A lot of people are going to read that and get entirely the wrong idea. They're going to think, "Uh-oh, here goes, the smart-mouthed columnist is going to go making fun of our president again. Hasn't our poor president suffered enough from being called a moron by that Canadian woman? Who does this guy think he is, thinking he's so much smarter than our elected president?"

No, really, I don't care about George Bush's ignorance. It's my own that interests me. As 5 out of 6 girlfriends have put it, I only care about myself. This is in fact the source and substance of my ignorance. If it isn't about me, it must not be important enough to know.

At this point it is entertaining for me to reflect that I am ignorant as hell, and yet I write this column. Ha. I know incredibly little about everything but I write these tiny mini-treatises every other week and some of you actually read them all the way to the end. I know because three of you have told me so. What gives?

I like to think that my ignorance is a light, a shining beacon, for others. Because if I can turn my affliction into a proud asset, what else is not possible? Cannot then the blind lead us to greener pastures? Cannot then the lame trample our foes? Cannot then the Honda total the SUV instead of vice versa?

This is my promise to America. I will remain ignorant as long as it takes to achieve my dream in which everyone, not just the rich, can live their lives without having to know what it's like to have to know too much. We should all be able to say, "My tuition is paid for; you have to give me an A." Let me show the way.

The most important thing I ever learned in life, I learned in kindergarten. No, I'm kidding, I learned it in graduate school. But I could have learned it in kindergarten. It was that stupid. The stupid thing I learned was: if you need to know something, ask.

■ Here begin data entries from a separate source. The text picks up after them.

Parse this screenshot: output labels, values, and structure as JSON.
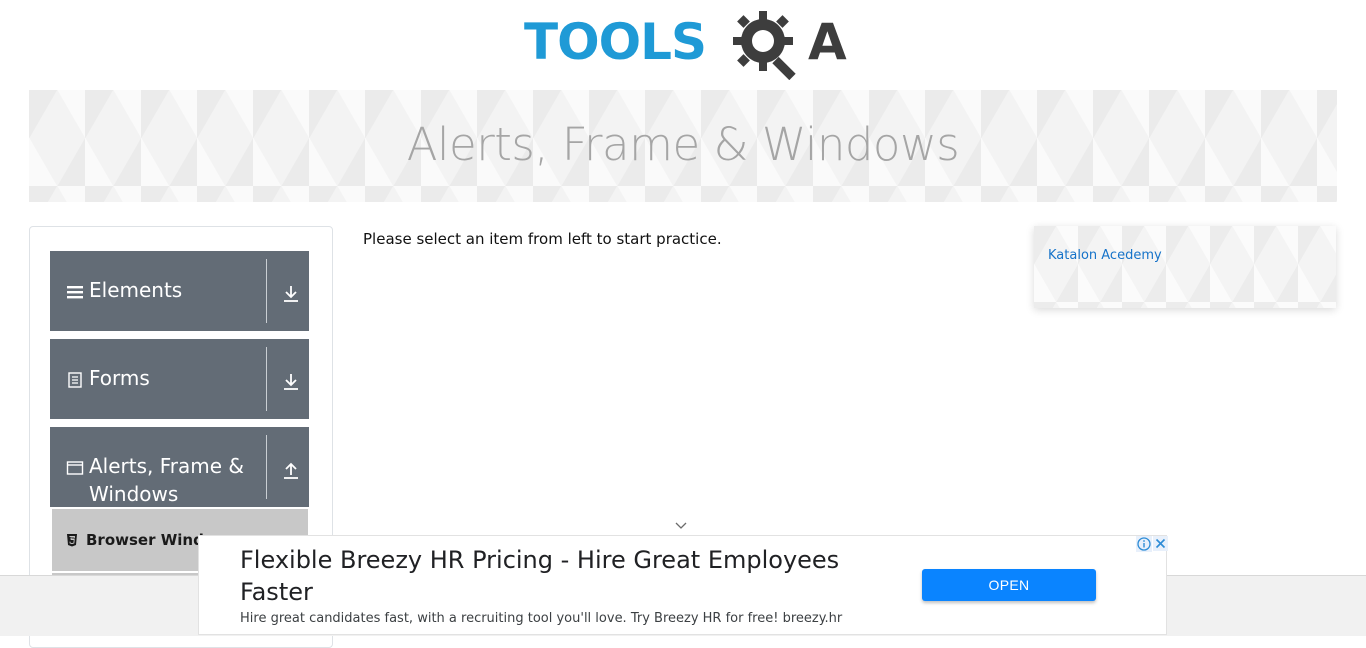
{
  "logo": {
    "text": "TOOLS",
    "suffix": "A"
  },
  "banner": {
    "title": "Alerts, Frame & Windows"
  },
  "sidebar": {
    "groups": [
      {
        "label": "Elements",
        "icon": "hamburger-icon",
        "expanded": false
      },
      {
        "label": "Forms",
        "icon": "document-icon",
        "expanded": false
      },
      {
        "label": "Alerts, Frame & Windows",
        "icon": "window-icon",
        "expanded": true
      }
    ],
    "sub_items": [
      {
        "label": "Browser Windows",
        "icon": "html5-icon"
      }
    ]
  },
  "main": {
    "instruction": "Please select an item from left to start practice."
  },
  "right_card": {
    "link": "Katalon Acedemy"
  },
  "ad": {
    "title": "Flexible Breezy HR Pricing - Hire Great Employees Faster",
    "description": "Hire great candidates fast, with a recruiting tool you'll love. Try Breezy HR for free! breezy.hr",
    "button": "OPEN"
  },
  "colors": {
    "group_bg": "#636c76",
    "logo_blue": "#1f9ad6",
    "logo_dark": "#3d3d3d",
    "ad_button": "#0a84ff",
    "link": "#1673c9"
  }
}
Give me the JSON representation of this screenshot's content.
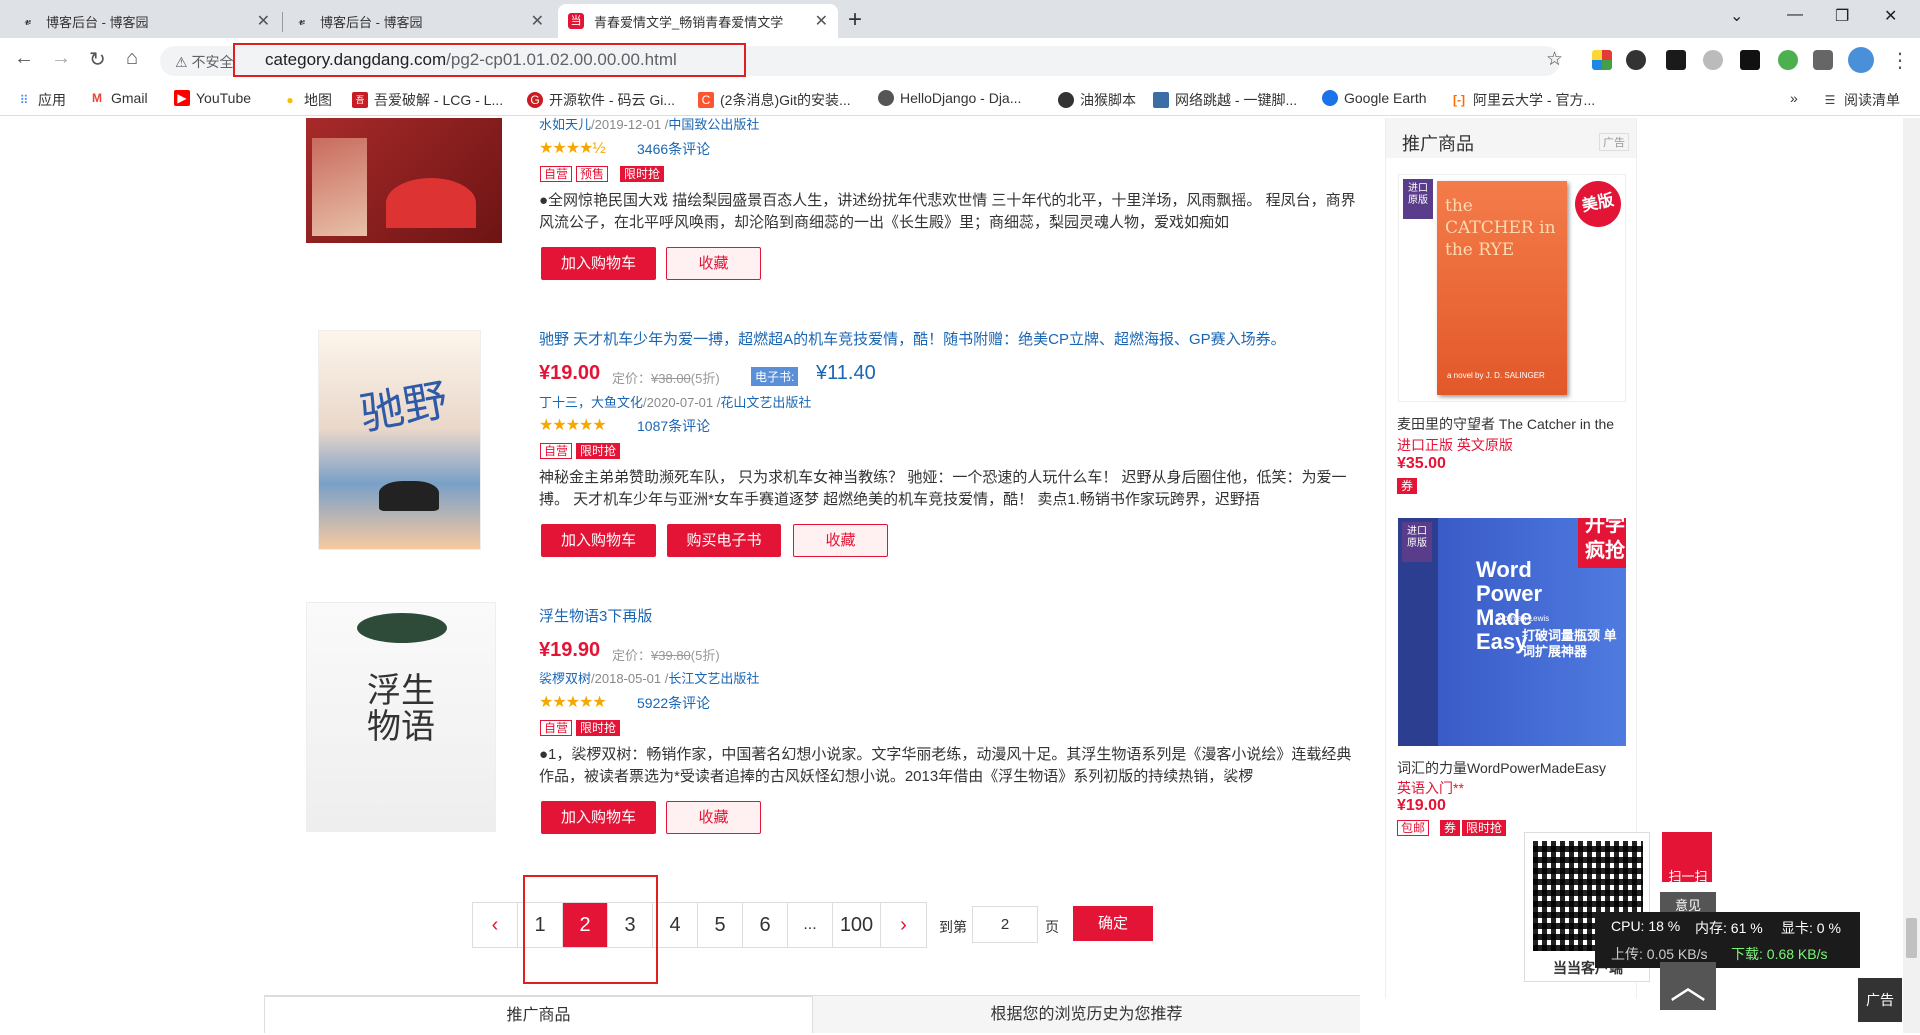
{
  "browser": {
    "tabs": [
      {
        "title": "博客后台 - 博客园",
        "active": false
      },
      {
        "title": "博客后台 - 博客园",
        "active": false
      },
      {
        "title": "青春爱情文学_畅销青春爱情文学",
        "active": true
      }
    ],
    "insecure_label": "不安全",
    "url_host": "category.dangdang.com",
    "url_path": "/pg2-cp01.01.02.00.00.00.html",
    "bookmarks": [
      {
        "label": "应用",
        "icon": "apps-grid-icon",
        "color": "#4285f4"
      },
      {
        "label": "Gmail",
        "icon": "gmail-icon",
        "color": "#ea4335"
      },
      {
        "label": "YouTube",
        "icon": "youtube-icon",
        "color": "#ff0000"
      },
      {
        "label": "地图",
        "icon": "maps-pin-icon",
        "color": "#fbbc04"
      },
      {
        "label": "吾爱破解 - LCG - L...",
        "icon": "52pojie-icon",
        "color": "#c81d25"
      },
      {
        "label": "开源软件 - 码云 Gi...",
        "icon": "gitee-icon",
        "color": "#c71d23"
      },
      {
        "label": "(2条消息)Git的安装...",
        "icon": "csdn-icon",
        "color": "#fc5531"
      },
      {
        "label": "HelloDjango - Dja...",
        "icon": "django-icon",
        "color": "#555"
      },
      {
        "label": "油猴脚本",
        "icon": "tampermonkey-icon",
        "color": "#333"
      },
      {
        "label": "网络跳越 - 一键脚...",
        "icon": "network-icon",
        "color": "#3a6ea5"
      },
      {
        "label": "Google Earth",
        "icon": "google-earth-icon",
        "color": "#1a73e8"
      },
      {
        "label": "阿里云大学 - 官方...",
        "icon": "aliyun-icon",
        "color": "#ff6a00"
      }
    ],
    "overflow_label": "»",
    "reading_list": "阅读清单"
  },
  "products": [
    {
      "title": "",
      "authors": "水如天儿",
      "date": "/2019-12-01 /",
      "publisher": "中国致公出版社",
      "stars": "★★★★½",
      "reviews": "3466条评论",
      "tags": [
        {
          "text": "自营",
          "solid": false
        },
        {
          "text": "预售",
          "solid": false
        },
        {
          "text": "限时抢",
          "solid": true
        }
      ],
      "desc": "●全网惊艳民国大戏 描绘梨园盛景百态人生，讲述纷扰年代悲欢世情 三十年代的北平，十里洋场，风雨飘摇。 程凤台，商界风流公子，在北平呼风唤雨，却沦陷到商细蕊的一出《长生殿》里；商细蕊，梨园灵魂人物，爱戏如痴如",
      "cart": "加入购物车",
      "fav": "收藏"
    },
    {
      "title": "驰野 天才机车少年为爱一搏，超燃超A的机车竞技爱情，酷！随书附赠：绝美CP立牌、超燃海报、GP赛入场券。",
      "price": "¥19.00",
      "list_price_label": "定价：",
      "list_price": "¥38.00",
      "discount": "(5折)",
      "ebook_label": "电子书:",
      "ebook_price": "¥11.40",
      "authors": "丁十三，大鱼文化",
      "date": "/2020-07-01 /",
      "publisher": "花山文艺出版社",
      "stars": "★★★★★",
      "reviews": "1087条评论",
      "tags": [
        {
          "text": "自营",
          "solid": false
        },
        {
          "text": "限时抢",
          "solid": true
        }
      ],
      "desc": "神秘金主弟弟赞助濒死车队， 只为求机车女神当教练？ 驰娅：一个恐速的人玩什么车！ 迟野从身后圈住他，低笑：为爱一搏。 天才机车少年与亚洲*女车手赛道逐梦 超燃绝美的机车竞技爱情，酷！ 卖点1.畅销书作家玩跨界，迟野捂",
      "cart": "加入购物车",
      "buy_ebook": "购买电子书",
      "fav": "收藏"
    },
    {
      "title": "浮生物语3下再版",
      "price": "¥19.90",
      "list_price_label": "定价：",
      "list_price": "¥39.80",
      "discount": "(5折)",
      "authors": "裟椤双树",
      "date": "/2018-05-01 /",
      "publisher": "长江文艺出版社",
      "stars": "★★★★★",
      "reviews": "5922条评论",
      "tags": [
        {
          "text": "自营",
          "solid": false
        },
        {
          "text": "限时抢",
          "solid": true
        }
      ],
      "desc": "●1，裟椤双树：畅销作家，中国著名幻想小说家。文字华丽老练，动漫风十足。其浮生物语系列是《漫客小说绘》连载经典作品，被读者票选为*受读者追捧的古风妖怪幻想小说。2013年借由《浮生物语》系列初版的持续热销，裟椤",
      "cart": "加入购物车",
      "fav": "收藏"
    }
  ],
  "pagination": {
    "prev": "‹",
    "pages": [
      "1",
      "2",
      "3",
      "4",
      "5",
      "6",
      "...",
      "100"
    ],
    "current": "2",
    "next": "›",
    "goto_label": "到第",
    "goto_value": "2",
    "page_unit": "页",
    "confirm": "确定"
  },
  "bottom_tabs": [
    "推广商品",
    "根据您的浏览历史为您推荐"
  ],
  "sidebar": {
    "title": "推广商品",
    "ad_label": "广告",
    "items": [
      {
        "name": "麦田里的守望者 The Catcher in the",
        "sub": "进口正版 英文原版",
        "price": "¥35.00",
        "tags": [
          "券"
        ],
        "cover_title": "the CATCHER in the RYE",
        "cover_author": "a novel by J. D. SALINGER",
        "badge": "美版"
      },
      {
        "name": "词汇的力量WordPowerMadeEasy",
        "sub": "英语入门**",
        "price": "¥19.00",
        "tags": [
          "包邮",
          "券",
          "限时抢"
        ],
        "cover_title": "Word Power Made Easy",
        "cover_author": "Norman Lewis",
        "badge": "开学疯抢",
        "cover_sub": "打破词量瓶颈 单词扩展神器"
      }
    ]
  },
  "floating": {
    "scan": "扫一扫",
    "feedback": "意见",
    "app_label": "当当客户端",
    "ad": "广告"
  },
  "perf": {
    "cpu": "CPU: 18 %",
    "mem": "内存: 61 %",
    "gpu": "显卡: 0 %",
    "up": "上传: 0.05 KB/s",
    "down": "下载: 0.68 KB/s"
  },
  "colors": {
    "accent": "#e31436",
    "link": "#1a66b3"
  }
}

You might think, "That is counterproductive. If I ask questions, pretty soon I'll start knowing too much and then I won't be ignorant anymore. I will lose my identity. The next thing I know I'll start speaking with a foreign accent and wearing purple scarves, if I don't already."

No you won't. You only have to pay attention to the answers you receive long enough get things done. Then you can forget them and go back to being yourself.

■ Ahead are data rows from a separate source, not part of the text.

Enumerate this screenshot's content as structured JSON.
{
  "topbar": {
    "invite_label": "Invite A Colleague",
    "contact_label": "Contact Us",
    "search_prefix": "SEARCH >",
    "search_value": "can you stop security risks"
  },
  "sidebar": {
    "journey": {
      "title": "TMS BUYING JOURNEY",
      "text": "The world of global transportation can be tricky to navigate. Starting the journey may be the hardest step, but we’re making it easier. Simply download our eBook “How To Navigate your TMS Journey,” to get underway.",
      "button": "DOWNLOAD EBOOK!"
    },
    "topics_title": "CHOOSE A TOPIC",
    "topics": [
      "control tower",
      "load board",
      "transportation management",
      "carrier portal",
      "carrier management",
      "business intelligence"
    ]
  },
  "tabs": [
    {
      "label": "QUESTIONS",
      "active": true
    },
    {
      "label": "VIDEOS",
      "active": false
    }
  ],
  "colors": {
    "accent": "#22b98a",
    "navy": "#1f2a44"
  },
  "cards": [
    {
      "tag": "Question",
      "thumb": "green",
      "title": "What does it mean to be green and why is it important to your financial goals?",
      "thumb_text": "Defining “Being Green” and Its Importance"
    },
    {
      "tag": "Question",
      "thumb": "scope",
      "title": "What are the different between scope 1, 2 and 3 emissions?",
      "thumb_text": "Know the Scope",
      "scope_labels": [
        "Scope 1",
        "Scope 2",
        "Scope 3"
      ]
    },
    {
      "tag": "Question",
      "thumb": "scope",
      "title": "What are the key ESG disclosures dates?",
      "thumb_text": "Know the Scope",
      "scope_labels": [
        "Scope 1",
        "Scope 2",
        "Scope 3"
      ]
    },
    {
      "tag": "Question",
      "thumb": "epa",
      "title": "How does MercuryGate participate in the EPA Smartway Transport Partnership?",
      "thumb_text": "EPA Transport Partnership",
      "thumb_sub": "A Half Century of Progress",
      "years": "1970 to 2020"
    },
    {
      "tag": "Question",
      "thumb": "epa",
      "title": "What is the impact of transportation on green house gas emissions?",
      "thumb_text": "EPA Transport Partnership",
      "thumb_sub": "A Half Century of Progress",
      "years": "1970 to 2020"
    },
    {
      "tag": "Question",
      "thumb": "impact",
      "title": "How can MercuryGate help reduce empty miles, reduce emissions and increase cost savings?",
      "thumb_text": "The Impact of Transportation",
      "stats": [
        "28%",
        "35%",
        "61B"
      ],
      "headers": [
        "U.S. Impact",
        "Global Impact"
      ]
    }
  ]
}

Isn't that what it's all about? It's about being yourself and nobody else. If you learn a lot of stuff that doesn't have anything to do with you then you won't be you anymore. You'll be one of those pinheads that gets interviewed whenever Jim Lehrer doesn't know why Americans are too fat. The trick is: be Jim Lehrer, and you won't have to be the pinhead.

In the meantime, you may be surprised at how much you can learn just by thinking solely about yourself. For example, I like to sit on my butt and stare at the ceiling. Because of this, and because of the delight that I take in contemplating this fact, and because I am alert and receptive to sympathetic delights, I have learned in time that G. K. Chesterton once wrote 20 pages about a ceiling. Some day, or in another life, I may read those 20 pages. Later, I may learn who or what G. K. Chesterton was. Likewise, I once had sex in the front seat of a Dodge Omni, so I know what a pain parking brakes can be.

The thing that's annoying about George Bush isn't that he's the dumbest bubble in the fizz. What's annoying about him is that he's defensive about it. Like Clinton with his "I didn't have sex with that woman," Bush could benefit from outing himself. He could admit that he never wanted to speak to Gore because he was afraid Gore would know something he didn't. If Bush would publicly admit that he was ignorant he could prove himself to be the great leader that he so far has only pretended to be.